The Aboriginal just stared at him. Didn't even flinch. The official slammed down the young man's withdrawal, and started talking to his assistant before the customer was even out through the door. "Look at that. I bet he drank all that money, and now he's going to drink the rest of it."
I wished I were braver. I wished I had the guts to say: "Perhaps he had bills to pay; and even if he did drink it, what's it to you? It's his money. And quite frankly, if I were an Aboriginal in this town I'd drink incessantly."
But I just stood there, shocked. I glanced behind me to see whether there was anyone who might share a glance of agreement with my distress. But there, leaning against the counter, looking me up and down as if he were appraising horseflesh, was Crocodile Dundee.
He had the whole leather outfit, knife at his belt, teeth in his hat and thongs round his biceps. There any resemblance to Paul Hogan ended. He'd a mean, nasty sort of face with too-small eyes, a beer gut and pasty, freckled skin. I scowled at him to try to stop the lecherous eyeing. He just smirked and carried on. I turned away quickly. The counter clerk was waiting.
I asked him for two stamps to Europe, which he produced.
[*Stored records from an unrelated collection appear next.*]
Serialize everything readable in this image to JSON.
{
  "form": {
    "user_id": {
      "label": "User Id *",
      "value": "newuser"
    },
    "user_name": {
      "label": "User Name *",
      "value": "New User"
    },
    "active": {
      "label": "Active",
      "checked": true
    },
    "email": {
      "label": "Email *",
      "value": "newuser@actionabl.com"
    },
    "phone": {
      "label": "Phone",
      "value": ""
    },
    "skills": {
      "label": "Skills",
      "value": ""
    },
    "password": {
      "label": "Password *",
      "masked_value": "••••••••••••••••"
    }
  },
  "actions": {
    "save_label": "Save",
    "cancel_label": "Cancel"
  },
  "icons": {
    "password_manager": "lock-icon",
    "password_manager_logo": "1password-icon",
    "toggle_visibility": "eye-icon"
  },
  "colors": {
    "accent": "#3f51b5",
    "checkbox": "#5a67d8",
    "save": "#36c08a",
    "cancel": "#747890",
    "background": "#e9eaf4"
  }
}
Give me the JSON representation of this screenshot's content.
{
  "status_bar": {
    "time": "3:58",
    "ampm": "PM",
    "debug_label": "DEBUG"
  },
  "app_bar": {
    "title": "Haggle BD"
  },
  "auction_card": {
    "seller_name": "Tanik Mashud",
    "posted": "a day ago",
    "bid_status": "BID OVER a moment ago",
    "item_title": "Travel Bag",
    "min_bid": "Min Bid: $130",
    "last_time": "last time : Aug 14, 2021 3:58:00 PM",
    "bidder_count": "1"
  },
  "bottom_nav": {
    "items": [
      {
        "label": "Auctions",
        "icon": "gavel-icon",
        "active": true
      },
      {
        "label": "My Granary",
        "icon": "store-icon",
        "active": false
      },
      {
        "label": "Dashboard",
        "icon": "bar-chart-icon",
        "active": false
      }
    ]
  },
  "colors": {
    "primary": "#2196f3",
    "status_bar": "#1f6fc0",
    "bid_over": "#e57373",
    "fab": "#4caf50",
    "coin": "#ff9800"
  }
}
He then barked: "What about the cards? Have you got to pay for them?"
"I bought them in the newsagent's this morning."
The clerk's eyes narrowed. "Did you?"
Meanwhile Crocodile Dundee was moving up behind me. I could feel his smirking gaze.
I tried not to be intimidated, tried to be cheery.
"Well, this would be quite a lot of writing to have done in a couple of minutes in the queue." I laughed.
The postman stared stonily.
I could smell Crocodile Dundee now, right behind me. I wanted to be Emma Peel - give a sharp back karate kick to Crocodile Dundee while smacking the official's jaw. But I've lived a wimpish life, untutored in martial arts and the wearing of skin-tight cat suits. I flung the postcards in the counter clerk's face and said: "That's right, I came all the way to Queensland to steal two postcards." Then I fled back to my hotel, terrified that Crocodile Dundee might be in pursuit.
A lie down in an air-conditioned room made me feel slightly less as if the whole town were about to storm up the stairs and crash through my door. I calmed down enough to admire the tropical scenery, including a tree filled with noisy parrots just beside my balcony. I told myself that I should be relaxed here, enjoy the remote location, feel more empathy for people who had to live in the male-dominated middle of nowhere. The post office clerk was probably just shy, and Crocodile Dundee was probably lonely, and simply trying to be friendly.
I almost had things back in perspective, when I turned on the early evening news. There was a local item about a dog that had been "taken" by crocodiles on a jetty a mere hundred yards from the hotel. The newsreader introduced the local crocodile expert for comment.
There he was, the post office Crocodile Dundee, looking tough. "Oh yes, it's only a matter of time now before a child's taken. We reckon this one's a 30-footer. We've been trying to catch it for days, but it's a sly one. Don't you ladies worry, though; we'll make sure your kids stay safe."
Getting there: If you can travel before the end of July, extremely good value air fares to Australia are available - the normal April-to- June low season has extended this year. For lowest fares, consult a discount travel agency rather than going direct to the airlines.
The only airline with direct flights to Queensland is British Airways, daily from Heathrow via Singapore to Brisbane. A dozen other airlines will get you to Brisbane or - for crocodile country - Cairns. The lowest fares to Australia are on Emirates from Manchester or Gatwick to Melbourne via Dubai, or Garuda Indonesia from London to Sydney via Jakarta. Add- on flights to Queensland are available from specialist Australian agents.
Getting in: You need a visitor visa for Australia; specialist agents issue these electronically. Call 0891 600333 for more information.
Getting information: The Australian Tourist Commission (Gemini House, 10-18 Putney Hill, London SW15 6AA) is making telephone callers pay premium rates for information. You can order brochures on 0990 561434, or speak to a human on the 0891 070707 "Aussie Helpline" (49p per minute).